• THE TASK
Word for word, reproduce the data that follows.

Web page and app entries:
══════════

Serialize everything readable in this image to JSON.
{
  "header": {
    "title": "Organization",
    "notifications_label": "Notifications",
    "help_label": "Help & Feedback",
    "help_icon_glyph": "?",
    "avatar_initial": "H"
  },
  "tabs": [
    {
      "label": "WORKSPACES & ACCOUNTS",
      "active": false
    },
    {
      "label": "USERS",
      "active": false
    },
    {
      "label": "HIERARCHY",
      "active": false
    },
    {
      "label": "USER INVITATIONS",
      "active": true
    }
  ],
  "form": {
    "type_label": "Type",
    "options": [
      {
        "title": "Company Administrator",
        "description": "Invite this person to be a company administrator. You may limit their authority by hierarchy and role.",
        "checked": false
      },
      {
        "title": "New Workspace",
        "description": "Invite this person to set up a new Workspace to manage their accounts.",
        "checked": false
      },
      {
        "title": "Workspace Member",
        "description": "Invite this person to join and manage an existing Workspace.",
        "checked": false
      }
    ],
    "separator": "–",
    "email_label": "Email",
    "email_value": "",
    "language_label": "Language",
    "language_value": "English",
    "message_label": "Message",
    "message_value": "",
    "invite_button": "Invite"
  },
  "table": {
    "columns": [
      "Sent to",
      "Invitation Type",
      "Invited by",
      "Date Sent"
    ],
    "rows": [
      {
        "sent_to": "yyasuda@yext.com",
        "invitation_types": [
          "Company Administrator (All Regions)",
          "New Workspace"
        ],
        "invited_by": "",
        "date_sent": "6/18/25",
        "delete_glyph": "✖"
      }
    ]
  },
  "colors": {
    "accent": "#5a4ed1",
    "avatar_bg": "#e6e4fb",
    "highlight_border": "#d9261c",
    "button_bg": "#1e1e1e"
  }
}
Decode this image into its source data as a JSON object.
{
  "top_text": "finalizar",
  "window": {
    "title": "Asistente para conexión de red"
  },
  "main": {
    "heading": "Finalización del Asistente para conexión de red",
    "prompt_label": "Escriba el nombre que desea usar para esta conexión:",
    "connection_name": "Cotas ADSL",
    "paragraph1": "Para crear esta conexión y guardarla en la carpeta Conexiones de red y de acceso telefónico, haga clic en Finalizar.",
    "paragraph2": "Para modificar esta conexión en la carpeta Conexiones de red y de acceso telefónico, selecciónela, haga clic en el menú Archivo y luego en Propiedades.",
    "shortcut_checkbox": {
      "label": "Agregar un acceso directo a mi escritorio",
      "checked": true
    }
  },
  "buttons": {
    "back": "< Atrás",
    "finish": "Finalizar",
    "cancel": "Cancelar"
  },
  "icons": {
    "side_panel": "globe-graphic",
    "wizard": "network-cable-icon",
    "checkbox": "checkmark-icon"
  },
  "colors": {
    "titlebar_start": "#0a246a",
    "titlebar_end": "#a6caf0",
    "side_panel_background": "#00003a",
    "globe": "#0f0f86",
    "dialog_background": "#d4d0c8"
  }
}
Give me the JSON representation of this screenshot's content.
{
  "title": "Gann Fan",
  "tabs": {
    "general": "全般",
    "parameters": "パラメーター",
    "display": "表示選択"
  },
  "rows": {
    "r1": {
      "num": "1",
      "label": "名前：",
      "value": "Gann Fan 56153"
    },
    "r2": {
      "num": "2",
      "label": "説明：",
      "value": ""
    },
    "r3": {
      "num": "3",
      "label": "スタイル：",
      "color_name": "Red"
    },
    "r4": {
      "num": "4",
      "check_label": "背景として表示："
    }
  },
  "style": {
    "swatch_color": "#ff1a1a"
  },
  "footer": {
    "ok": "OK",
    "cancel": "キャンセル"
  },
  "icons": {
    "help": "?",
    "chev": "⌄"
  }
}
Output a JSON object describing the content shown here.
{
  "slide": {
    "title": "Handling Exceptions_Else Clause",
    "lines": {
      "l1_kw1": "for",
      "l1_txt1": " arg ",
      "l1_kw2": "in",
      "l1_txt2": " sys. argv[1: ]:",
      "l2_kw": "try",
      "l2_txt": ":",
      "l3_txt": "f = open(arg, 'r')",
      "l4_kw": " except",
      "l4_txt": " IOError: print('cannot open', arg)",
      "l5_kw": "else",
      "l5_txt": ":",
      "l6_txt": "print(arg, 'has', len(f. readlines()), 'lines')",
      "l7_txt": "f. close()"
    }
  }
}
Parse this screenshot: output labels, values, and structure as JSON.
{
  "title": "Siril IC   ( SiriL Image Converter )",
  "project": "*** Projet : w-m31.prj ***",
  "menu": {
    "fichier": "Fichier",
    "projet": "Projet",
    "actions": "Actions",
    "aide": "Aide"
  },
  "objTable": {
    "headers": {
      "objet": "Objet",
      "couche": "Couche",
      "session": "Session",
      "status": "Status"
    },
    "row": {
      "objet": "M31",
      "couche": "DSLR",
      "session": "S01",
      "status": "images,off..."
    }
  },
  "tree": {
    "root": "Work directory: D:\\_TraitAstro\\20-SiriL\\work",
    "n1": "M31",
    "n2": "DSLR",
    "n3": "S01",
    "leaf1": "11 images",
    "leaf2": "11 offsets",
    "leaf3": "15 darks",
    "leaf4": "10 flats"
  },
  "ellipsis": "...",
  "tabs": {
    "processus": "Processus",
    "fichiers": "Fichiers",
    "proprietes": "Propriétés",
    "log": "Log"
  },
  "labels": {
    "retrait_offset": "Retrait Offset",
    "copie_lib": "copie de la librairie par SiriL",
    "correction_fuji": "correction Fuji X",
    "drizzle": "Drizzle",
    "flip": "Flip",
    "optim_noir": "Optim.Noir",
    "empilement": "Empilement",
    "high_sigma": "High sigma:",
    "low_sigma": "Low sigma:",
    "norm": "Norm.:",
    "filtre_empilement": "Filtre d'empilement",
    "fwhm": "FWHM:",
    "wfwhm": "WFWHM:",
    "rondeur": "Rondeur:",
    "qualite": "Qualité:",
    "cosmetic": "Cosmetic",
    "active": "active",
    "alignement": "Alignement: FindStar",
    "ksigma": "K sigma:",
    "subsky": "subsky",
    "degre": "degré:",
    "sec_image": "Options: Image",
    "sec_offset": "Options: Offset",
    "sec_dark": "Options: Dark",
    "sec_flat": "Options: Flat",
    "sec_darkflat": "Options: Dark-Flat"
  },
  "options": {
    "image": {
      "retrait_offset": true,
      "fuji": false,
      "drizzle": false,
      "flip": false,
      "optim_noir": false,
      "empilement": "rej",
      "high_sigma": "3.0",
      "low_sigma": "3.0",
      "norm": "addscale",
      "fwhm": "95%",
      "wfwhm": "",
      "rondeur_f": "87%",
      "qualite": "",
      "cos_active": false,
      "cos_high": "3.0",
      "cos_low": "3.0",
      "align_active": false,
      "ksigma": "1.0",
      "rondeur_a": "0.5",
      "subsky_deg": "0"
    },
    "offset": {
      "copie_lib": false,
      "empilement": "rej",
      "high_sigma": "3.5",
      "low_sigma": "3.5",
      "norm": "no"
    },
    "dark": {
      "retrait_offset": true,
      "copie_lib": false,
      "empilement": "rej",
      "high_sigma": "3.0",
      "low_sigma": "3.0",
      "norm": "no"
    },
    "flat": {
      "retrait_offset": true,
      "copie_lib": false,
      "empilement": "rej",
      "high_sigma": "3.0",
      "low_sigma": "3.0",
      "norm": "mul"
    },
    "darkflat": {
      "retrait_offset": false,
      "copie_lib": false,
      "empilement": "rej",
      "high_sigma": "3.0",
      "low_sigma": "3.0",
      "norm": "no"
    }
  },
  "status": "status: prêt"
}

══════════

• RESULT
Serialize everything readable in this image to JSON.
{
  "header": {
    "title": "Organization",
    "notifications_label": "Notifications",
    "help_label": "Help & Feedback",
    "help_icon_glyph": "?",
    "avatar_initial": "H"
  },
  "tabs": [
    {
      "label": "WORKSPACES & ACCOUNTS",
      "active": false
    },
    {
      "label": "USERS",
      "active": false
    },
    {
      "label": "HIERARCHY",
      "active": false
    },
    {
      "label": "USER INVITATIONS",
      "active": true
    }
  ],
  "form": {
    "type_label": "Type",
    "options": [
      {
        "title": "Company Administrator",
        "description": "Invite this person to be a company administrator. You may limit their authority by hierarchy and role.",
        "checked": false
      },
      {
        "title": "New Workspace",
        "description": "Invite this person to set up a new Workspace to manage their accounts.",
        "checked": false
      },
      {
        "title": "Workspace Member",
        "description": "Invite this person to join and manage an existing Workspace.",
        "checked": false
      }
    ],
    "separator": "–",
    "email_label": "Email",
    "email_value": "",
    "language_label": "Language",
    "language_value": "English",
    "message_label": "Message",
    "message_value": "",
    "invite_button": "Invite"
  },
  "table": {
    "columns": [
      "Sent to",
      "Invitation Type",
      "Invited by",
      "Date Sent"
    ],
    "rows": [
      {
        "sent_to": "yyasuda@yext.com",
        "invitation_types": [
          "Company Administrator (All Regions)",
          "New Workspace"
        ],
        "invited_by": "",
        "date_sent": "6/18/25",
        "delete_glyph": "✖"
      }
    ]
  },
  "colors": {
    "accent": "#5a4ed1",
    "avatar_bg": "#e6e4fb",
    "highlight_border": "#d9261c",
    "button_bg": "#1e1e1e"
  }
}
Decode this image into its source data as a JSON object.
{
  "top_text": "finalizar",
  "window": {
    "title": "Asistente para conexión de red"
  },
  "main": {
    "heading": "Finalización del Asistente para conexión de red",
    "prompt_label": "Escriba el nombre que desea usar para esta conexión:",
    "connection_name": "Cotas ADSL",
    "paragraph1": "Para crear esta conexión y guardarla en la carpeta Conexiones de red y de acceso telefónico, haga clic en Finalizar.",
    "paragraph2": "Para modificar esta conexión en la carpeta Conexiones de red y de acceso telefónico, selecciónela, haga clic en el menú Archivo y luego en Propiedades.",
    "shortcut_checkbox": {
      "label": "Agregar un acceso directo a mi escritorio",
      "checked": true
    }
  },
  "buttons": {
    "back": "< Atrás",
    "finish": "Finalizar",
    "cancel": "Cancelar"
  },
  "icons": {
    "side_panel": "globe-graphic",
    "wizard": "network-cable-icon",
    "checkbox": "checkmark-icon"
  },
  "colors": {
    "titlebar_start": "#0a246a",
    "titlebar_end": "#a6caf0",
    "side_panel_background": "#00003a",
    "globe": "#0f0f86",
    "dialog_background": "#d4d0c8"
  }
}
Give me the JSON representation of this screenshot's content.
{
  "title": "Gann Fan",
  "tabs": {
    "general": "全般",
    "parameters": "パラメーター",
    "display": "表示選択"
  },
  "rows": {
    "r1": {
      "num": "1",
      "label": "名前：",
      "value": "Gann Fan 56153"
    },
    "r2": {
      "num": "2",
      "label": "説明：",
      "value": ""
    },
    "r3": {
      "num": "3",
      "label": "スタイル：",
      "color_name": "Red"
    },
    "r4": {
      "num": "4",
      "check_label": "背景として表示："
    }
  },
  "style": {
    "swatch_color": "#ff1a1a"
  },
  "footer": {
    "ok": "OK",
    "cancel": "キャンセル"
  },
  "icons": {
    "help": "?",
    "chev": "⌄"
  }
}
Output a JSON object describing the content shown here.
{
  "slide": {
    "title": "Handling Exceptions_Else Clause",
    "lines": {
      "l1_kw1": "for",
      "l1_txt1": " arg ",
      "l1_kw2": "in",
      "l1_txt2": " sys. argv[1: ]:",
      "l2_kw": "try",
      "l2_txt": ":",
      "l3_txt": "f = open(arg, 'r')",
      "l4_kw": " except",
      "l4_txt": " IOError: print('cannot open', arg)",
      "l5_kw": "else",
      "l5_txt": ":",
      "l6_txt": "print(arg, 'has', len(f. readlines()), 'lines')",
      "l7_txt": "f. close()"
    }
  }
}
Parse this screenshot: output labels, values, and structure as JSON.
{
  "title": "Siril IC   ( SiriL Image Converter )",
  "project": "*** Projet : w-m31.prj ***",
  "menu": {
    "fichier": "Fichier",
    "projet": "Projet",
    "actions": "Actions",
    "aide": "Aide"
  },
  "objTable": {
    "headers": {
      "objet": "Objet",
      "couche": "Couche",
      "session": "Session",
      "status": "Status"
    },
    "row": {
      "objet": "M31",
      "couche": "DSLR",
      "session": "S01",
      "status": "images,off..."
    }
  },
  "tree": {
    "root": "Work directory: D:\\_TraitAstro\\20-SiriL\\work",
    "n1": "M31",
    "n2": "DSLR",
    "n3": "S01",
    "leaf1": "11 images",
    "leaf2": "11 offsets",
    "leaf3": "15 darks",
    "leaf4": "10 flats"
  },
  "ellipsis": "...",
  "tabs": {
    "processus": "Processus",
    "fichiers": "Fichiers",
    "proprietes": "Propriétés",
    "log": "Log"
  },
  "labels": {
    "retrait_offset": "Retrait Offset",
    "copie_lib": "copie de la librairie par SiriL",
    "correction_fuji": "correction Fuji X",
    "drizzle": "Drizzle",
    "flip": "Flip",
    "optim_noir": "Optim.Noir",
    "empilement": "Empilement",
    "high_sigma": "High sigma:",
    "low_sigma": "Low sigma:",
    "norm": "Norm.:",
    "filtre_empilement": "Filtre d'empilement",
    "fwhm": "FWHM:",
    "wfwhm": "WFWHM:",
    "rondeur": "Rondeur:",
    "qualite": "Qualité:",
    "cosmetic": "Cosmetic",
    "active": "active",
    "alignement": "Alignement: FindStar",
    "ksigma": "K sigma:",
    "subsky": "subsky",
    "degre": "degré:",
    "sec_image": "Options: Image",
    "sec_offset": "Options: Offset",
    "sec_dark": "Options: Dark",
    "sec_flat": "Options: Flat",
    "sec_darkflat": "Options: Dark-Flat"
  },
  "options": {
    "image": {
      "retrait_offset": true,
      "fuji": false,
      "drizzle": false,
      "flip": false,
      "optim_noir": false,
      "empilement": "rej",
      "high_sigma": "3.0",
      "low_sigma": "3.0",
      "norm": "addscale",
      "fwhm": "95%",
      "wfwhm": "",
      "rondeur_f": "87%",
      "qualite": "",
      "cos_active": false,
      "cos_high": "3.0",
      "cos_low": "3.0",
      "align_active": false,
      "ksigma": "1.0",
      "rondeur_a": "0.5",
      "subsky_deg": "0"
    },
    "offset": {
      "copie_lib": false,
      "empilement": "rej",
      "high_sigma": "3.5",
      "low_sigma": "3.5",
      "norm": "no"
    },
    "dark": {
      "retrait_offset": true,
      "copie_lib": false,
      "empilement": "rej",
      "high_sigma": "3.0",
      "low_sigma": "3.0",
      "norm": "no"
    },
    "flat": {
      "retrait_offset": true,
      "copie_lib": false,
      "empilement": "rej",
      "high_sigma": "3.0",
      "low_sigma": "3.0",
      "norm": "mul"
    },
    "darkflat": {
      "retrait_offset": false,
      "copie_lib": false,
      "empilement": "rej",
      "high_sigma": "3.0",
      "low_sigma": "3.0",
      "norm": "no"
    }
  },
  "status": "status: prêt"
}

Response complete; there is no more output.